[The "Can I Make a Living Doing What I Love?" Experiment is my one-year challenge to make a living through creative pursuits. Read all the updates here.]
I stopped to ponder her question for a few moments before answering, "I guess I just feel tired."
|Photo credit: Coffee Quests|
(Nice coffee review blog)
Except for a year in high school when I lived in France, I've never drank coffee in my life. Though I do tend to poo-poo our culture's generalized coffee fetish, I don't have any great philosophical objection to coffee. I didn't drink it because it didn't make me feel good. I'm a delicate flower and coffee felt too intense for me. My beverage of choice throughout growing up was orange juice, which seemed to do the trick. (Thank you, hyperglycemia!) Then OJ stopped feeling good, so for the last couple decades I've woken up naturally, though not gracefully, throughout the morning and enjoyed a cup of tea with lunch.
This summer, I had an opportunity to revisit espresso, and I enjoyed the nostalgic taste of youth and France. The pick-me-up and mental alertness was nice too. Hmmm ...
Recently, the biggest side effects of the "Can I Make a Living Doing What I Love?" Experiment has been stress, exhaustion, and a generalized feeling of being stretched too thin. I narrowed the cause down to the fact that I was working most evenings. Before the Experiment, around 8pm every evening I collapsed onto the couch in front of the TV and next to my dear husband. I've long said these evenings were my favorite time of day, the recuperative reward at the finish line of a long day. But evenings are when the paid jobs are so those TV couch potato nights are gone now. And it's taking its toll.
This week is fairly typical.
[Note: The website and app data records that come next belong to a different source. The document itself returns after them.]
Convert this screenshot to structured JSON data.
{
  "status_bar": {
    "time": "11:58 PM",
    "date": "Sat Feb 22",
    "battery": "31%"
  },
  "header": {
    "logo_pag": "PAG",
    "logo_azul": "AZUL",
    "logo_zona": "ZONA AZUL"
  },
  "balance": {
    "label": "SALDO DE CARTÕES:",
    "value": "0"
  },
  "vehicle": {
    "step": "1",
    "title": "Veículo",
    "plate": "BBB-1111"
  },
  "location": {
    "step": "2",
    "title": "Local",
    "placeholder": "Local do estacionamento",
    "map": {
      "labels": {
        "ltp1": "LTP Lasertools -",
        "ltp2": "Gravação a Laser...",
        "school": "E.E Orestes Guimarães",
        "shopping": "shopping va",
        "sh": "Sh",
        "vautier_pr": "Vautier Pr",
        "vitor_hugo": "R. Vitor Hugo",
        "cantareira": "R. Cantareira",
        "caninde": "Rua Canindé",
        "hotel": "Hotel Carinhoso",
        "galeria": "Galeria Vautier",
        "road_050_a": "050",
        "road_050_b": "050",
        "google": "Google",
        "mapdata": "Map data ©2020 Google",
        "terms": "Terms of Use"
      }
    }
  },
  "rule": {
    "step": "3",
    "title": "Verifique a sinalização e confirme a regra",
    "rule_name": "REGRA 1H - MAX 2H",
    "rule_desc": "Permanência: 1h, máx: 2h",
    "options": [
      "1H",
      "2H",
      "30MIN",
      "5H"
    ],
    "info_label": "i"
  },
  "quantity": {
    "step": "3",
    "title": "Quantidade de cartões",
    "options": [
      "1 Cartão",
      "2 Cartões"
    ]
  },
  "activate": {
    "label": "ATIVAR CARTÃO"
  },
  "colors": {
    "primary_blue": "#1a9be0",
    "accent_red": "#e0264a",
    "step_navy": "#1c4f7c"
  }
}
The evenings look like this:
Sunday - See my daughter playing Witch #2 in an immersive
|My Witchy Kid|
Monday - Couch time with my man!
Tuesday - Rehearsal for show next weekend.
Wednesday - Rehearsal for show this weekend.
Thursday - Teach improv.
Friday - Halloween celebration with a gal pal. (Normally, I would be teaching another improv class.)
Saturday - Perform in a show!
Sunday - Stay home at last. (Husband might be at a practice with his band though.)
Over the past week, I've been sitting with this issue of needing to restructure my rest and restorative time, hoping that a solution would arise. I've been asking, "How can I shift my feeling of relaxation from evenings on the couch to other experiences?" This is what I've come up with so far:
- I've started to take more advantage of the three mornings each week when I get to sleep in, letting go of the guilt of snoozing until 10am and enjoying a couple slow mornings each week. (The guilt part is a challenge.)
- Though I don't usually take weekend's off - a habit formed from working from home and in my "spare" time most of my adult life - I've started carving out some conscious relaxation time during the weekend. Sometimes that just looks like thirty minutes with a cup of tea and the New York Times on Sunday. Sometimes it looks like taking the rare nap. I'm trying to work up to crashing on the couch with an afternoon movie some day. (I know. I'm obnoxiously Type A.)
- I've started being more conscious about screen time at night. I've given up late night web surfing, instead rediscovering the joys of reading good fiction in bed before falling asleep (a habit that had fallen away when Facebook came into my life.)
- I'm trying to exercise and practice Alexander Technique more regularly. I fucking hate exercise, but I'm trying to be better about it. Again.
- I've learned to appreciate the evenings at home with my husband. Gratitude for small gifts!
- And coffee. I've started drinking coffee.